Source records:
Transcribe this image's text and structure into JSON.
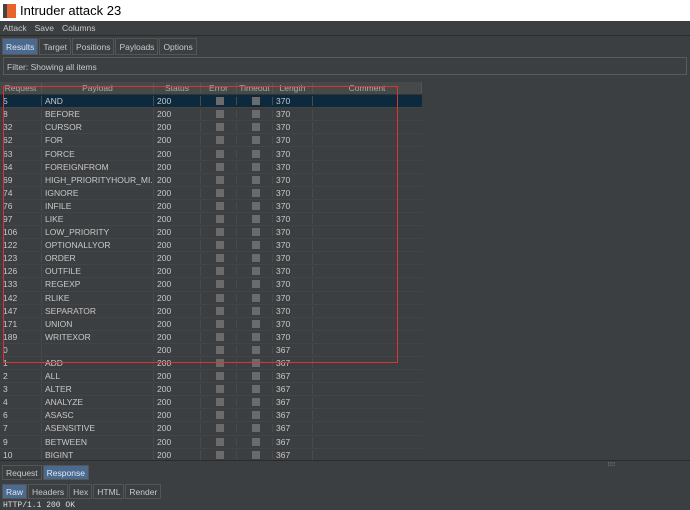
{
  "title": "Intruder attack 23",
  "menu": [
    "Attack",
    "Save",
    "Columns"
  ],
  "tabs": [
    "Results",
    "Target",
    "Positions",
    "Payloads",
    "Options"
  ],
  "filter": "Filter: Showing all items",
  "columns": [
    "Request",
    "Payload",
    "Status",
    "Error",
    "Timeout",
    "Length",
    "Comment"
  ],
  "rows": [
    [
      "5",
      "AND",
      "200",
      "370"
    ],
    [
      "8",
      "BEFORE",
      "200",
      "370"
    ],
    [
      "32",
      "CURSOR",
      "200",
      "370"
    ],
    [
      "62",
      "FOR",
      "200",
      "370"
    ],
    [
      "63",
      "FORCE",
      "200",
      "370"
    ],
    [
      "64",
      "FOREIGNFROM",
      "200",
      "370"
    ],
    [
      "69",
      "HIGH_PRIORITYHOUR_MI...",
      "200",
      "370"
    ],
    [
      "74",
      "IGNORE",
      "200",
      "370"
    ],
    [
      "76",
      "INFILE",
      "200",
      "370"
    ],
    [
      "97",
      "LIKE",
      "200",
      "370"
    ],
    [
      "106",
      "LOW_PRIORITY",
      "200",
      "370"
    ],
    [
      "122",
      "OPTIONALLYOR",
      "200",
      "370"
    ],
    [
      "123",
      "ORDER",
      "200",
      "370"
    ],
    [
      "126",
      "OUTFILE",
      "200",
      "370"
    ],
    [
      "133",
      "REGEXP",
      "200",
      "370"
    ],
    [
      "142",
      "RLIKE",
      "200",
      "370"
    ],
    [
      "147",
      "SEPARATOR",
      "200",
      "370"
    ],
    [
      "171",
      "UNION",
      "200",
      "370"
    ],
    [
      "189",
      "WRITEXOR",
      "200",
      "370"
    ],
    [
      "0",
      "",
      "200",
      "367"
    ],
    [
      "1",
      "ADD",
      "200",
      "367"
    ],
    [
      "2",
      "ALL",
      "200",
      "367"
    ],
    [
      "3",
      "ALTER",
      "200",
      "367"
    ],
    [
      "4",
      "ANALYZE",
      "200",
      "367"
    ],
    [
      "6",
      "ASASC",
      "200",
      "367"
    ],
    [
      "7",
      "ASENSITIVE",
      "200",
      "367"
    ],
    [
      "9",
      "BETWEEN",
      "200",
      "367"
    ],
    [
      "10",
      "BIGINT",
      "200",
      "367"
    ]
  ],
  "msg_tabs": [
    "Request",
    "Response"
  ],
  "view_tabs": [
    "Raw",
    "Headers",
    "Hex",
    "HTML",
    "Render"
  ],
  "response_text": "HTTP/1.1 200 OK"
}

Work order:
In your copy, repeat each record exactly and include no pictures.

Solution to this problem:
Transcribe this image's text and structure into JSON.
{
  "title": "Intruder attack 23",
  "menu": [
    "Attack",
    "Save",
    "Columns"
  ],
  "tabs": [
    "Results",
    "Target",
    "Positions",
    "Payloads",
    "Options"
  ],
  "filter": "Filter: Showing all items",
  "columns": [
    "Request",
    "Payload",
    "Status",
    "Error",
    "Timeout",
    "Length",
    "Comment"
  ],
  "rows": [
    [
      "5",
      "AND",
      "200",
      "370"
    ],
    [
      "8",
      "BEFORE",
      "200",
      "370"
    ],
    [
      "32",
      "CURSOR",
      "200",
      "370"
    ],
    [
      "62",
      "FOR",
      "200",
      "370"
    ],
    [
      "63",
      "FORCE",
      "200",
      "370"
    ],
    [
      "64",
      "FOREIGNFROM",
      "200",
      "370"
    ],
    [
      "69",
      "HIGH_PRIORITYHOUR_MI...",
      "200",
      "370"
    ],
    [
      "74",
      "IGNORE",
      "200",
      "370"
    ],
    [
      "76",
      "INFILE",
      "200",
      "370"
    ],
    [
      "97",
      "LIKE",
      "200",
      "370"
    ],
    [
      "106",
      "LOW_PRIORITY",
      "200",
      "370"
    ],
    [
      "122",
      "OPTIONALLYOR",
      "200",
      "370"
    ],
    [
      "123",
      "ORDER",
      "200",
      "370"
    ],
    [
      "126",
      "OUTFILE",
      "200",
      "370"
    ],
    [
      "133",
      "REGEXP",
      "200",
      "370"
    ],
    [
      "142",
      "RLIKE",
      "200",
      "370"
    ],
    [
      "147",
      "SEPARATOR",
      "200",
      "370"
    ],
    [
      "171",
      "UNION",
      "200",
      "370"
    ],
    [
      "189",
      "WRITEXOR",
      "200",
      "370"
    ],
    [
      "0",
      "",
      "200",
      "367"
    ],
    [
      "1",
      "ADD",
      "200",
      "367"
    ],
    [
      "2",
      "ALL",
      "200",
      "367"
    ],
    [
      "3",
      "ALTER",
      "200",
      "367"
    ],
    [
      "4",
      "ANALYZE",
      "200",
      "367"
    ],
    [
      "6",
      "ASASC",
      "200",
      "367"
    ],
    [
      "7",
      "ASENSITIVE",
      "200",
      "367"
    ],
    [
      "9",
      "BETWEEN",
      "200",
      "367"
    ],
    [
      "10",
      "BIGINT",
      "200",
      "367"
    ]
  ],
  "msg_tabs": [
    "Request",
    "Response"
  ],
  "view_tabs": [
    "Raw",
    "Headers",
    "Hex",
    "HTML",
    "Render"
  ],
  "response_text": "HTTP/1.1 200 OK"
}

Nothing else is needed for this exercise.